Search the entries below for "meta" and copy each matching line.
== == ==
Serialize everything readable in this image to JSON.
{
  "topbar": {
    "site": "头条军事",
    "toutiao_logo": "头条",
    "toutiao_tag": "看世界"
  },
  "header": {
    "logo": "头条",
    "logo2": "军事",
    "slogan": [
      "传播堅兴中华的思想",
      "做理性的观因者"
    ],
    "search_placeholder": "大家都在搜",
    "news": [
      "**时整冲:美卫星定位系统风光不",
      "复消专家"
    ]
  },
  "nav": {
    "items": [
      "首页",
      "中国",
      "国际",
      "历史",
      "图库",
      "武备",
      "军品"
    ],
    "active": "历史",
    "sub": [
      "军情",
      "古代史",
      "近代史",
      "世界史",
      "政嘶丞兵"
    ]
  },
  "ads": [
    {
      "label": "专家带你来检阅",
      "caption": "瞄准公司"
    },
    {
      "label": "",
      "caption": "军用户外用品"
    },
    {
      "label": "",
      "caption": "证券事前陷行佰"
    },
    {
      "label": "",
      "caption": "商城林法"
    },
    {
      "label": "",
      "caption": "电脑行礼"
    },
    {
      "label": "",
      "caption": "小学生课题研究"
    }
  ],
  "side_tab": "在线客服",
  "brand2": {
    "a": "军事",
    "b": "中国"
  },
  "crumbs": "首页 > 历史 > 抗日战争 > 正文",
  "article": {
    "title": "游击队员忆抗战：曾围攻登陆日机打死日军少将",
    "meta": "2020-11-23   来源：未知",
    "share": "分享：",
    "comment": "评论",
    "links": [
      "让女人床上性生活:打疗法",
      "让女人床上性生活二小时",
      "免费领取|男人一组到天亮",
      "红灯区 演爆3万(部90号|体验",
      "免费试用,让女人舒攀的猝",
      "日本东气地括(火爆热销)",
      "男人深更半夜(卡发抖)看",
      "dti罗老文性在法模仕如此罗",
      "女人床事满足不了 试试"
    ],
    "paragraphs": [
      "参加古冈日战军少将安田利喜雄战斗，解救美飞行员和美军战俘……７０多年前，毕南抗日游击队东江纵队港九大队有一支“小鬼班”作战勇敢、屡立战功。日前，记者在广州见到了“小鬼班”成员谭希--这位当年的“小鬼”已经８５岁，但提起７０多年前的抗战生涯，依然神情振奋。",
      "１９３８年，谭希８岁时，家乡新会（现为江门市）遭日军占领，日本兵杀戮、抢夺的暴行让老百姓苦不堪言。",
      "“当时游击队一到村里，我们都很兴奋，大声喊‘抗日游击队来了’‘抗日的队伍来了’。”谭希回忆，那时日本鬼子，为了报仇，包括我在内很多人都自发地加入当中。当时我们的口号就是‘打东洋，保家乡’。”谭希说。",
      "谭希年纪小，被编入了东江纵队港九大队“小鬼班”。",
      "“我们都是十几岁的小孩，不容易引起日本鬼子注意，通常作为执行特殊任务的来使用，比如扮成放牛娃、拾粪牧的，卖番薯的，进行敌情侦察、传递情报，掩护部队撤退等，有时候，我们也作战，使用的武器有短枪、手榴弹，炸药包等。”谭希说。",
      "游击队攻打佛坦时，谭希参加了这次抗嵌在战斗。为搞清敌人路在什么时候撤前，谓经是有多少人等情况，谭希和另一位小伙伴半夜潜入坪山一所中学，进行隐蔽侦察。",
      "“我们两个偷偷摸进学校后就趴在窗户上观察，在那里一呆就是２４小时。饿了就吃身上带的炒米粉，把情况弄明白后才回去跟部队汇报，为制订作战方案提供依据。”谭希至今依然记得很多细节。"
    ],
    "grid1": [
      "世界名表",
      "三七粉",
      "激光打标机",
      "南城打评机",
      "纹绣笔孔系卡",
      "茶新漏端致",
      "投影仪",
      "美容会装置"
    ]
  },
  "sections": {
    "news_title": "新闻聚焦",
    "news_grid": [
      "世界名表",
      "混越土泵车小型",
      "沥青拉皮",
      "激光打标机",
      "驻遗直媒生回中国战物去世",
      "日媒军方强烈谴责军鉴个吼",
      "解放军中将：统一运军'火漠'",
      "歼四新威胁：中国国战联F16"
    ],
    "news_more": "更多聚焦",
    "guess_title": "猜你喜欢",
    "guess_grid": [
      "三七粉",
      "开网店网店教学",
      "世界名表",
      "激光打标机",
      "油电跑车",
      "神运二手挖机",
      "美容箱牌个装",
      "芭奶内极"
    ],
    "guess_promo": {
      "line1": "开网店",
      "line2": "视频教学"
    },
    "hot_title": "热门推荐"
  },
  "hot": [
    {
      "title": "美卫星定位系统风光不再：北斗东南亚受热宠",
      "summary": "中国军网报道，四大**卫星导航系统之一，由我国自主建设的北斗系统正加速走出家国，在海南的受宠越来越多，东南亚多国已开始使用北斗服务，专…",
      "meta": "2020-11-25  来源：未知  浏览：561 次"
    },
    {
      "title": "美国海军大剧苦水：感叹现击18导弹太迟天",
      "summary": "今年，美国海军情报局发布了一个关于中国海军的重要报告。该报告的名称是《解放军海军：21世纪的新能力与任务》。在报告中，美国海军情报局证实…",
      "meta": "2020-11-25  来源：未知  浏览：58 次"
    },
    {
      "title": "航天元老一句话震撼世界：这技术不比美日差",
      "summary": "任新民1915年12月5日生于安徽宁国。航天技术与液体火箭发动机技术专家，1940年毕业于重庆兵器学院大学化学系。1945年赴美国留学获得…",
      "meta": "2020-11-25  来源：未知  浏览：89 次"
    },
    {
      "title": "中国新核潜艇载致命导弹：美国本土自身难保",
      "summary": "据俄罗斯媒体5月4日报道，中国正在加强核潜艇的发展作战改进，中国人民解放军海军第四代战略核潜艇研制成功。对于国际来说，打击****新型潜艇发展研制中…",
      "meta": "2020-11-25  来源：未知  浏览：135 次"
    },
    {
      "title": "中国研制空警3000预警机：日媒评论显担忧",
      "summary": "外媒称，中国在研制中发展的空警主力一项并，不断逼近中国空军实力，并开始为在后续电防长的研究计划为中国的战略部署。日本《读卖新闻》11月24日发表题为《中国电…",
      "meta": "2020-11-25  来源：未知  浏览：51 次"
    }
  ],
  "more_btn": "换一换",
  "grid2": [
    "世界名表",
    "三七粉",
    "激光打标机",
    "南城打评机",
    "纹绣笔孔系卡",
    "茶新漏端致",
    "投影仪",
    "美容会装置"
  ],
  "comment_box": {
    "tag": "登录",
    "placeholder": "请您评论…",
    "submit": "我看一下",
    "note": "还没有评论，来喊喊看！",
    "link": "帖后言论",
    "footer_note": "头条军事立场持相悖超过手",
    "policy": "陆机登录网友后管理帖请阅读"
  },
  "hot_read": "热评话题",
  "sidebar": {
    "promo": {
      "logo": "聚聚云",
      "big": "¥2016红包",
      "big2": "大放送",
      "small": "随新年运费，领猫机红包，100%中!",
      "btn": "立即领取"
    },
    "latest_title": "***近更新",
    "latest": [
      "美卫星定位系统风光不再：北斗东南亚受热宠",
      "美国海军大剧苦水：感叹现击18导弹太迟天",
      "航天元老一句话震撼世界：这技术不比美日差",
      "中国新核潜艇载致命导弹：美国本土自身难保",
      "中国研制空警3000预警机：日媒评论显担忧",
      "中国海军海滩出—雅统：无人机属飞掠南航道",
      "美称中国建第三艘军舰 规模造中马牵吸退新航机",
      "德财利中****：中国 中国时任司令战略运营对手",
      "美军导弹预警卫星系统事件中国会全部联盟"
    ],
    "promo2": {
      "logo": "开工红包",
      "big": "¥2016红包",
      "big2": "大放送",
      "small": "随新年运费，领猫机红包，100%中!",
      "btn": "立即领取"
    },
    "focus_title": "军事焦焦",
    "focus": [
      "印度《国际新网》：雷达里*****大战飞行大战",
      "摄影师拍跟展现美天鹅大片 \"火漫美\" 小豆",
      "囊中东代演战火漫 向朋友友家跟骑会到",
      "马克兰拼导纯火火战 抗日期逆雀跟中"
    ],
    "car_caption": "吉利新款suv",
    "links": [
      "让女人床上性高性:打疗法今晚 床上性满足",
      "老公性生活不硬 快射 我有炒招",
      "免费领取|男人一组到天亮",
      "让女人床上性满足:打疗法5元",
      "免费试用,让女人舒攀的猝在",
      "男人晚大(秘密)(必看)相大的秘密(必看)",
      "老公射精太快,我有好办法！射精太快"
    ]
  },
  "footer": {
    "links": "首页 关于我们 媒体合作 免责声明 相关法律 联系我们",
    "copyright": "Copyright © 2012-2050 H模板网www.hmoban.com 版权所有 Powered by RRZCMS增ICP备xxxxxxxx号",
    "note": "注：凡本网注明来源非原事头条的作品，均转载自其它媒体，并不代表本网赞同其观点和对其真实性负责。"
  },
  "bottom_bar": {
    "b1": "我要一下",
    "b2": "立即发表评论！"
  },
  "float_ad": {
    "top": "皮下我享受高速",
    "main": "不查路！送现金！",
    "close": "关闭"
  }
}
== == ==
* _WRITTEN RESPONSE_:
    "meta": "2020-11-23   来源：未知",
      "meta": "2020-11-25  来源：未知  浏览：561 次"
      "meta": "2020-11-25  来源：未知  浏览：58 次"
      "meta": "2020-11-25  来源：未知  浏览：89 次"
      "meta": "2020-11-25  来源：未知  浏览：135 次"
      "meta": "2020-11-25  来源：未知  浏览：51 次"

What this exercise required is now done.